Biden, Loggorhea, and Abortion

It's hard to dislike Joe Biden. (I first became aware of him 20 years ago, when I heard him give a talk in Iowa when he was running for president for the first time.) It's also hard not to see the humor in some of his quirks.

Here's Alex Massie:
Despite all those years in Washington, there's an endearing child-like quality to Biden. Or, to put it another way, observing Biden in full flow is a glorious sight; it's like watching a labrador bound after a bouncing ball even though, being a puppy, it doesn't quite have the co-ordination to grab the ball cleanly. Instead there's a frenzy of yelping delight as the ball carroms around the yard, always tantalisingly just out of reach...
And here's Peggy Noonan, a few years ago:
The great thing about Joe Biden during the Alito hearings, the reason he is, to me, actually endearing, is that as he speaks, as he goes on and on and spins his long statements, hypotheticals, and free associations--as he demonstrates yet again, as he did in the Roberts hearings and even the Thomas hearings, that he is incapable of staying on the river of a thought, and is constantly lured down tributaries from which he can never quite work his way back--you can see him batting the little paddles of his mind against the weeds, trying desperately to return to the river but not remembering where it is, or where it was going. I love him. He's human, like a garrulous uncle after a drink.
I suspect most conservatives who want to see McCain win are delighted--as I am--in his pick to be Obama's VP candidate.

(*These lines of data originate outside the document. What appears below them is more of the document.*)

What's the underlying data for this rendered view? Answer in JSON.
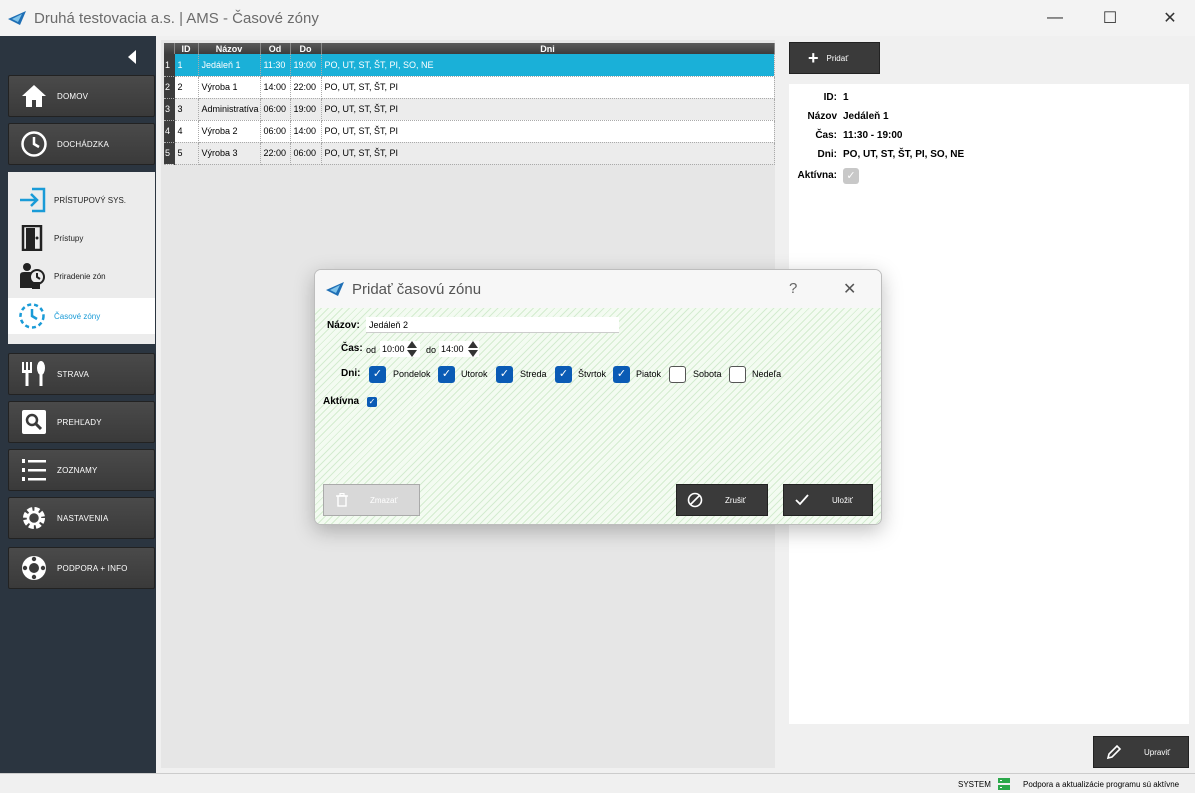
{
  "window": {
    "title": "Druhá testovacia a.s. | AMS - Časové zóny",
    "minimize_glyph": "—",
    "maximize_glyph": "☐",
    "close_glyph": "✕"
  },
  "sidebar": {
    "items": [
      {
        "label": "DOMOV",
        "icon": "home-icon"
      },
      {
        "label": "DOCHÁDZKA",
        "icon": "clock-icon"
      },
      {
        "label": "STRAVA",
        "icon": "cutlery-icon"
      },
      {
        "label": "PREHĽADY",
        "icon": "search-icon"
      },
      {
        "label": "ZOZNAMY",
        "icon": "list-icon"
      },
      {
        "label": "NASTAVENIA",
        "icon": "gear-icon"
      },
      {
        "label": "PODPORA + INFO",
        "icon": "lifebuoy-icon"
      }
    ],
    "subitems": [
      {
        "label": "PRÍSTUPOVÝ SYS.",
        "icon": "enter-icon"
      },
      {
        "label": "Prístupy",
        "icon": "door-icon"
      },
      {
        "label": "Priradenie zón",
        "icon": "person-clock-icon"
      },
      {
        "label": "Časové zóny",
        "icon": "time-zone-icon"
      }
    ]
  },
  "table": {
    "columns": [
      "ID",
      "Názov",
      "Od",
      "Do",
      "Dni"
    ],
    "rows": [
      {
        "rn": "1",
        "id": "1",
        "name": "Jedáleň 1",
        "from": "11:30",
        "to": "19:00",
        "days": "PO, UT, ST, ŠT, PI, SO, NE"
      },
      {
        "rn": "2",
        "id": "2",
        "name": "Výroba 1",
        "from": "14:00",
        "to": "22:00",
        "days": "PO, UT, ST, ŠT, PI"
      },
      {
        "rn": "3",
        "id": "3",
        "name": "Administratíva",
        "from": "06:00",
        "to": "19:00",
        "days": "PO, UT, ST, ŠT, PI"
      },
      {
        "rn": "4",
        "id": "4",
        "name": "Výroba 2",
        "from": "06:00",
        "to": "14:00",
        "days": "PO, UT, ST, ŠT, PI"
      },
      {
        "rn": "5",
        "id": "5",
        "name": "Výroba 3",
        "from": "22:00",
        "to": "06:00",
        "days": "PO, UT, ST, ŠT, PI"
      }
    ]
  },
  "panel": {
    "add_label": "Pridať",
    "edit_label": "Upraviť",
    "id_key": "ID:",
    "id_val": "1",
    "name_key": "Názov",
    "name_val": "Jedáleň 1",
    "time_key": "Čas:",
    "time_val": "11:30 - 19:00",
    "days_key": "Dni:",
    "days_val": "PO, UT, ST, ŠT, PI, SO, NE",
    "active_key": "Aktívna:",
    "active_checked": true
  },
  "dialog": {
    "title": "Pridať časovú zónu",
    "help_glyph": "?",
    "close_glyph": "✕",
    "name_label": "Názov:",
    "name_value": "Jedáleň 2",
    "time_label": "Čas:",
    "from_label": "od",
    "from_value": "10:00",
    "to_label": "do",
    "to_value": "14:00",
    "days_label": "Dni:",
    "days": [
      {
        "label": "Pondelok",
        "checked": true
      },
      {
        "label": "Utorok",
        "checked": true
      },
      {
        "label": "Streda",
        "checked": true
      },
      {
        "label": "Štvrtok",
        "checked": true
      },
      {
        "label": "Piatok",
        "checked": true
      },
      {
        "label": "Sobota",
        "checked": false
      },
      {
        "label": "Nedeľa",
        "checked": false
      }
    ],
    "active_label": "Aktívna",
    "active_checked": true,
    "delete_label": "Zmazať",
    "cancel_label": "Zrušiť",
    "save_label": "Uložiť"
  },
  "status": {
    "user": "SYSTEM",
    "message": "Podpora a aktualizácie programu sú aktívne"
  },
  "colors": {
    "selection": "#1ab0d8",
    "sidebar_bg": "#2b3540",
    "checkbox": "#0a5bb5",
    "active_sub": "#1a9bd7"
  }
}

On a more sobering note, Ramesh Ponnuru writes:
For pro-lifers, there is one tiny hopeful sign in the Biden pick. For a long time now, the top ranks of the Democratic party have embraced an orthodoxy on abortion policy that includes support for taxpayer funding of it and for keeping partial-birth abortion legal. The Democratic platform supports taxpayer funding. The three top contenders in this year’s Democratic presidential primaries—Barack Obama, Hillary Clinton, and John Edwards—support both taxpayer funding and partial-birth abortion.

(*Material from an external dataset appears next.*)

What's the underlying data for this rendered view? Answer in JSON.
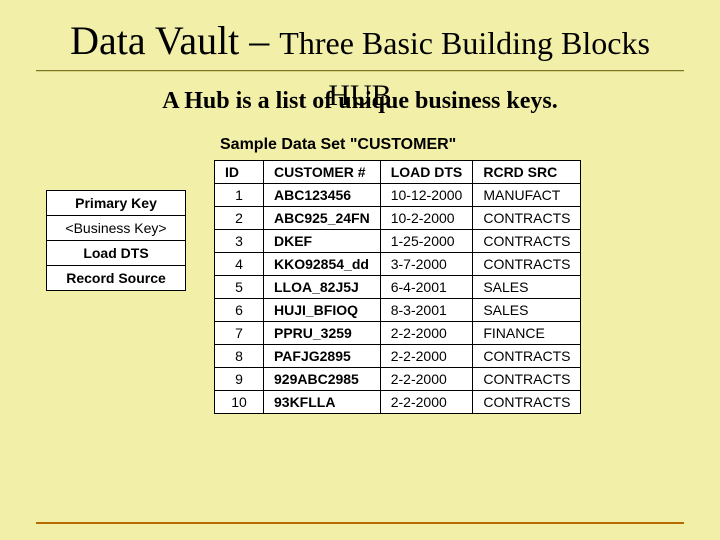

For the first time since partial-birth abortion became an issue, they [the Democrats] have a candidate [Biden] who opposes it, too. It is a less important development, I think, than the fact that their presidential nominee believes that some forms of infanticide should be legal. But it strikes me nonetheless as progress, however painfully limited.

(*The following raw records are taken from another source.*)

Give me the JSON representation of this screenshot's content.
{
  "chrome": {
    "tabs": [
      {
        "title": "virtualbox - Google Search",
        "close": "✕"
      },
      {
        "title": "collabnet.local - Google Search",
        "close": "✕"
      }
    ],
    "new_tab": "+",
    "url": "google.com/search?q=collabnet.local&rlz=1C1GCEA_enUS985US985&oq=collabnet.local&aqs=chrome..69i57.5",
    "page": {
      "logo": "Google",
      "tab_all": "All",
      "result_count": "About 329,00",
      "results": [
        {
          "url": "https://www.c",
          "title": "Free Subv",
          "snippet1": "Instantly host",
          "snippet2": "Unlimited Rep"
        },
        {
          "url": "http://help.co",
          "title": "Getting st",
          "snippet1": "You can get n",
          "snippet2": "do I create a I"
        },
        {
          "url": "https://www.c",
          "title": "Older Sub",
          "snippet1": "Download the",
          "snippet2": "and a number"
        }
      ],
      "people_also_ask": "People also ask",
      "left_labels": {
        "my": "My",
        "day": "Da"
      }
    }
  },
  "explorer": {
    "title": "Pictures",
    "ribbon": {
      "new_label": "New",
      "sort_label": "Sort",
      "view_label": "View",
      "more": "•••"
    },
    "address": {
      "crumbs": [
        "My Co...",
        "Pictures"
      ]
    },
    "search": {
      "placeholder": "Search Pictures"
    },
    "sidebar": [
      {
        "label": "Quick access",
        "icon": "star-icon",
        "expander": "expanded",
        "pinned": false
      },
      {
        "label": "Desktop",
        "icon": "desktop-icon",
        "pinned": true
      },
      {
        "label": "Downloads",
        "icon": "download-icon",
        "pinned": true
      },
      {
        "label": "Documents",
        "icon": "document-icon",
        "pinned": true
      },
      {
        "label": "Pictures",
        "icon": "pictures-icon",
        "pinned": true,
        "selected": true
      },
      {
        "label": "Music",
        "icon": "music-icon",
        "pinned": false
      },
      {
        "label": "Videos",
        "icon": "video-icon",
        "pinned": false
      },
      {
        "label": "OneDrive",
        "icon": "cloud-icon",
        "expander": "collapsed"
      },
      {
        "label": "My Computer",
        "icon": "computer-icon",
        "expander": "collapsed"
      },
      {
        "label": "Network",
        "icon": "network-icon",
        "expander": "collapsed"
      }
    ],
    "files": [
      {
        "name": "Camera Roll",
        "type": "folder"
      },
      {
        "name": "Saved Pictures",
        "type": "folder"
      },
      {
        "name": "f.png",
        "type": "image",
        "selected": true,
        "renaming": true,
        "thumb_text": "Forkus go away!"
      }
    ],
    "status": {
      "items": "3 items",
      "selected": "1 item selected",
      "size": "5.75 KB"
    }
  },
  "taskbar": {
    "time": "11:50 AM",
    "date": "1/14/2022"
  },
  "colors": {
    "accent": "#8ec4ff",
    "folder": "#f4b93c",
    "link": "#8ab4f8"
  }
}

And it means that if McCain picks Joe Lieberman as his running mate, the Republican vice-presidential nominee will be to the left of the Democratic one on abortion policy.

Ramesh's comments show (a) how extreme the Democrats have become on abortion, and (b) what a disaster it will be if McCain chooses his good friend--another pro-choice Joe.